**Aim of the task:** Exactly how many lines in this data contain the word "description"? Only the number should be given.

**Records shown:**
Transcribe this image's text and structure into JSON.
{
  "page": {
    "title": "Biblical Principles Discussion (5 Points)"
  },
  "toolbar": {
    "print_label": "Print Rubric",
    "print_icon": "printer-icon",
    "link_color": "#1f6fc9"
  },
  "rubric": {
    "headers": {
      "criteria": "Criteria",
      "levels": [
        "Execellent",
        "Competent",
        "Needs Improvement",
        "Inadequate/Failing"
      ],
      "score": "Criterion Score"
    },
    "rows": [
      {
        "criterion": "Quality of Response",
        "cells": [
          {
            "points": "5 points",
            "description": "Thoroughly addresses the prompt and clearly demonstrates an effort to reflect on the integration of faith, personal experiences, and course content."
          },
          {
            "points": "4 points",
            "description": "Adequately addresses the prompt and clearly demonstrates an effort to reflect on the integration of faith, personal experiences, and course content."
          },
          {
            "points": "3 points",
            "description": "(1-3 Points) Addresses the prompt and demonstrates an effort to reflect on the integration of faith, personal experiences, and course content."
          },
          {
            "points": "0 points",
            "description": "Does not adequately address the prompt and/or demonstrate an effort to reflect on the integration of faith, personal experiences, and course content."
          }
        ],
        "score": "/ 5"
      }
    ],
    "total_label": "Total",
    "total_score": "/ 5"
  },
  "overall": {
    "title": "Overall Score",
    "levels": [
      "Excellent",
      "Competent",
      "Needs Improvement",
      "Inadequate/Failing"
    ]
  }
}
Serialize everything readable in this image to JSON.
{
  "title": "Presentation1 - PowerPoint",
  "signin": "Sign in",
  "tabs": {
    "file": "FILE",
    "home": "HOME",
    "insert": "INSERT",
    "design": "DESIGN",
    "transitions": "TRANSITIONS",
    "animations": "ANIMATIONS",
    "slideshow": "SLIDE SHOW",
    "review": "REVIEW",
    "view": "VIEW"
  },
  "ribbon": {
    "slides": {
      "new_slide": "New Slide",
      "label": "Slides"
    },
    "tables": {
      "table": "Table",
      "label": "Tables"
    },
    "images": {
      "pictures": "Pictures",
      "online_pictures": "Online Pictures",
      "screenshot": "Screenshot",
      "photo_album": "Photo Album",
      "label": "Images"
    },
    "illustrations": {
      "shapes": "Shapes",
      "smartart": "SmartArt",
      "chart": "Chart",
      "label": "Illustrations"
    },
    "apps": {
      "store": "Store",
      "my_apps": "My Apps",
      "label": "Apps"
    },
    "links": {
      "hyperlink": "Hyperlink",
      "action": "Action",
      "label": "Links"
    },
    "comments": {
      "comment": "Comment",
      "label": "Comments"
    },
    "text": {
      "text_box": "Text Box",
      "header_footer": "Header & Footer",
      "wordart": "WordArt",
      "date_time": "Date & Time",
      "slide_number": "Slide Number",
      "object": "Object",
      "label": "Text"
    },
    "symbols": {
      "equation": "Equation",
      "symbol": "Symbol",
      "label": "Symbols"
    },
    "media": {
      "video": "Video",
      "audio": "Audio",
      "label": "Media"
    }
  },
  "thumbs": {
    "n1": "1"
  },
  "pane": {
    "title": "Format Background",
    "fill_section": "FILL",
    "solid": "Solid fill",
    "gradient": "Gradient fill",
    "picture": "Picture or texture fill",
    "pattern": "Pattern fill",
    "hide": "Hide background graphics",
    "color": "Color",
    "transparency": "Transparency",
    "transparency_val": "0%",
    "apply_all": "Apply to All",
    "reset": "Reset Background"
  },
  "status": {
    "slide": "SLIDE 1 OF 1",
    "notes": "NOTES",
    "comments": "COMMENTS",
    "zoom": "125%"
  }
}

**Answer to the exercise:** 4